The public censure of women as if we are rabid because we speak without apology about the world in which we live is a strategy of threat that usually works. Men often react to women’s words—speaking and writing—as if they were acts of violence; sometimes men react to women’s words with violence. So we lower our voices. Women whisper. Women apologize. Women shut up. Women trivialize what we know. Women shrink. Women pull back. Most women have experienced enough dominance from men—control, violence, insult, contempt—that no threat seems empty.
(Andrea Dworkin, Intercourse, Twentieth Anniversary Edition, Basic Books: New York, 1987/2006, pp. xxx–xxi)
Some women get erased a little at a time, some all at once. Some reappear. Every woman who appears wrestles with the forces that would have her disappear. She struggles with the forces that would tell her story for her, or write her out of the story, the genealogy, the rights of man, the rule of law. The ability to tell your own story, in words or images, is already a victory, already a revolt.
(Rebecca Solnit, ‘Grandmother Spider’, in Men Explain Things to Me, Haymarket Books: Chicago, Illinois, 2014 p. 78)
Overcoming the silencing of women is an extreme act, a sequence of extreme acts. Breaking our silence means living in existential courage. It means dis-covering our deep sources, our spring. It means finding our native resiliency, springing into life, speech, action.

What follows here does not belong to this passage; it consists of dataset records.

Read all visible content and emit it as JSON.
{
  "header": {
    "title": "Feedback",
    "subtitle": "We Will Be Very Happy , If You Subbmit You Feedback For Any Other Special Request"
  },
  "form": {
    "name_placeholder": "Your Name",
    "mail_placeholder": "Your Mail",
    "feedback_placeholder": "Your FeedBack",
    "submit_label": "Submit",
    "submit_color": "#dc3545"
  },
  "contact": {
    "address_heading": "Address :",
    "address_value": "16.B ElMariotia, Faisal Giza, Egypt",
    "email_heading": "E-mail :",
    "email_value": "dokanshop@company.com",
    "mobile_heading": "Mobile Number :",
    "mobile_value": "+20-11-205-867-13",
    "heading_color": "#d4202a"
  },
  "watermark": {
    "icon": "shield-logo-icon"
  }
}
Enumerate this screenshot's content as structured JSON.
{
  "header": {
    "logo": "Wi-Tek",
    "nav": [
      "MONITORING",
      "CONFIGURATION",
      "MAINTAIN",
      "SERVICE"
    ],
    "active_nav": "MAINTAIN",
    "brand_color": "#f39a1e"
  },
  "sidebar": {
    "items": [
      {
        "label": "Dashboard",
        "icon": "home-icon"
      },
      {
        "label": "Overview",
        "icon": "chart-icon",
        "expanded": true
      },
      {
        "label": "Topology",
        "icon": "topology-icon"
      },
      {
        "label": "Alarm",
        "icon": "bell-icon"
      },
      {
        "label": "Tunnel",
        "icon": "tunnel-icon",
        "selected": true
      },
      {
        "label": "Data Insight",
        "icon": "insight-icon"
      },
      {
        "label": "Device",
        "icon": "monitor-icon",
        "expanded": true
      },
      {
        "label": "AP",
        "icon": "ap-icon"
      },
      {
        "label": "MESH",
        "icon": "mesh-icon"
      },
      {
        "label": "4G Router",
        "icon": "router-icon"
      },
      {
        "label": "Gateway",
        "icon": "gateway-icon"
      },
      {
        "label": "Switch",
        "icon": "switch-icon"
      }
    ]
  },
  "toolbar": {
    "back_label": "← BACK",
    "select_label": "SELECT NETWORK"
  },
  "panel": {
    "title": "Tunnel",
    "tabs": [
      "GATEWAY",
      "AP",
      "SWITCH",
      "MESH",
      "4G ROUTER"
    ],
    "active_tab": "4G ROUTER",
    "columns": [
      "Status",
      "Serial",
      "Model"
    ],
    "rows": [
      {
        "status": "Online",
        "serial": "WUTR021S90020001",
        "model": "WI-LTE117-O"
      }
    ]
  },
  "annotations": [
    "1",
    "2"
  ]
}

(Mary Daly, Gyn/Ecology: The Metaethics of Radical Feminism, Beacon Press: Boston, 1978, p. 19)